When deciding on placing areas for gathering or quiet reflection, ensure that there are no loud sources of noise such as the facility HVAC system or venting. I worked at one LTC facility that located the resident garden and sitting area right beside the facility laundry room. The industrial dryers vented right out to the seating area, which made it quite loud when they were operating. On a side note, the excessive heat made the area unbearable in the summer and caused ice (and safety) issues in the winter. Residents with hearing loss found this area to be too unpleasant to access during long periods of the day.
As we know, sound travels as waves in straight lines. With this in mind, it can be beneficial to have some seats oriented away from sound, so that the user has their back to the noise source. Architecture incorporating interior courtyards would be ideal for creating quiet, outdoor areas for residents or patients.

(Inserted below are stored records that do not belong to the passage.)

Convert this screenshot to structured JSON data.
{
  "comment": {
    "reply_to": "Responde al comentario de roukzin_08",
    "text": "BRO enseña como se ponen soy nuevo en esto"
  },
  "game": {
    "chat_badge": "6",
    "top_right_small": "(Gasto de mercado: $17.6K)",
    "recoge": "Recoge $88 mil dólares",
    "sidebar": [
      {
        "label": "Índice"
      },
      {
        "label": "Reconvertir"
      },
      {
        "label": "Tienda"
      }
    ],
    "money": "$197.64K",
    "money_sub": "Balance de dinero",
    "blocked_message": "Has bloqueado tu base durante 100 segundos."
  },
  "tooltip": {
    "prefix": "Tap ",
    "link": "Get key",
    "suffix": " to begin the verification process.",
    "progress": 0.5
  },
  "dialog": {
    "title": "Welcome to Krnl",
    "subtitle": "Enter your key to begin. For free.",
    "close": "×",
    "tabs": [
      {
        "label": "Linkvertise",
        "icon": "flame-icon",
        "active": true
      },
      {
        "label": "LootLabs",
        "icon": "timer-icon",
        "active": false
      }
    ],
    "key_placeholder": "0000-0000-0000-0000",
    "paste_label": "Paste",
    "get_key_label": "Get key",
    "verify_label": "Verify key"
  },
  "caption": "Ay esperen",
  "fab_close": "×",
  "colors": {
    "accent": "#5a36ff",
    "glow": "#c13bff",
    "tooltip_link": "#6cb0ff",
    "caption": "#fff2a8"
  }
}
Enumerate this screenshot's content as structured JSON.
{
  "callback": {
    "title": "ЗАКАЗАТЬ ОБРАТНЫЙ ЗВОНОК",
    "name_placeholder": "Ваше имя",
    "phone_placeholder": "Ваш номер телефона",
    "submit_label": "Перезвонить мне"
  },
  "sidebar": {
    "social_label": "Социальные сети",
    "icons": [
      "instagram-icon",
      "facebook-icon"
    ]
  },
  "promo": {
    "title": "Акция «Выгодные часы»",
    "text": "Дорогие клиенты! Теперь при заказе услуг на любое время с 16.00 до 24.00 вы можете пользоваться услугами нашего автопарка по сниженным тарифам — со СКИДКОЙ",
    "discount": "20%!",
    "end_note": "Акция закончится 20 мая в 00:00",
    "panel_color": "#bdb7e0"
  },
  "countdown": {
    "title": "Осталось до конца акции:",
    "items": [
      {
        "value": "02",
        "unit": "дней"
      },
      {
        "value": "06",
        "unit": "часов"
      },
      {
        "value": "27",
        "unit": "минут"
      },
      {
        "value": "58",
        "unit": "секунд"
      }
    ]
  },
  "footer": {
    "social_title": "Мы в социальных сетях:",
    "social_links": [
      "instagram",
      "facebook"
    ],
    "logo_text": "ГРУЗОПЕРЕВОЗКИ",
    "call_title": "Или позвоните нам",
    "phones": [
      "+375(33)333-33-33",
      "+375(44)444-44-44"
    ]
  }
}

As landscape architects and designers, we often do not have a say in the design of the building. We can, however, emulate walls in the outdoor environment to help block sound and mitigate noise. Glass partitions may reflect some sound waves, and vegetation may assist with breaking up sound.
Mobility issues are quite common for many people of all ages. Accessibility standards outline ways to ensure accessible paths of travel for wheelchair and walker users. When designing for people using mobility devices, there is more than just path slope and surface material to consider. Many of the healthcare facilities I worked at incorporated benches with path systems in their landscapes. Unfortunately, the designers often failed to consider the special situations inherent to wheelchair and walker use with regard to the benches and paths.
First, wheelchair users who are with a companion prefer to be placed beside their companion who is on the bench, and not left in the middle of the path—thus blocking other path users. When siting a bench on a concrete pad, ensure that the pad is wider than the bench so there is additional room to one side for the wheelchair user to park. Wheelchairs do not navigate well on grass or gravel, and this is even more of an issue when grass is wet and the soil is not firm.
Second, ensure that the space is also deep enough so that the wheelchair user’s legs are not blocking path traffic. Understandably, no one wants to sit beside a garbage bin, so make sure that this wheelchair-accessible space is not hemmed in by a garbage receptacle. In the end, if the overall experience of being outside is not pleasant, people will refrain from using the area.
People who use walkers to assist with balance while walking prefer to sit on a firm bench, rather than their walker’s built-in seat. These people require arms on benches to assist with safe transfer from using their walker to sitting on the bench, and vice versa. Additionally, they require space beside the bench to ‘park’ their walker, so they don’t feel like they are blocking the path and inconveniencing others with their mobility device.
In short, when designing for healthcare related facilities, remember that you are also designing for special populations. The people using these institutions may have different types of vision loss, perception issues, hearing loss, and mobility issues. Think about the user, their potential limitations, and their perception of the space when making all design decisions. The AODA legislation lays out standards for accessible design, but true accessibility incorporates so much more.
BIO/ Karen Shlemkevich is a landscape designer, working at a firm in Barrie, Ontario. She recently completed a Master’s in Landscape Architecture. Before that, she had a career in health care.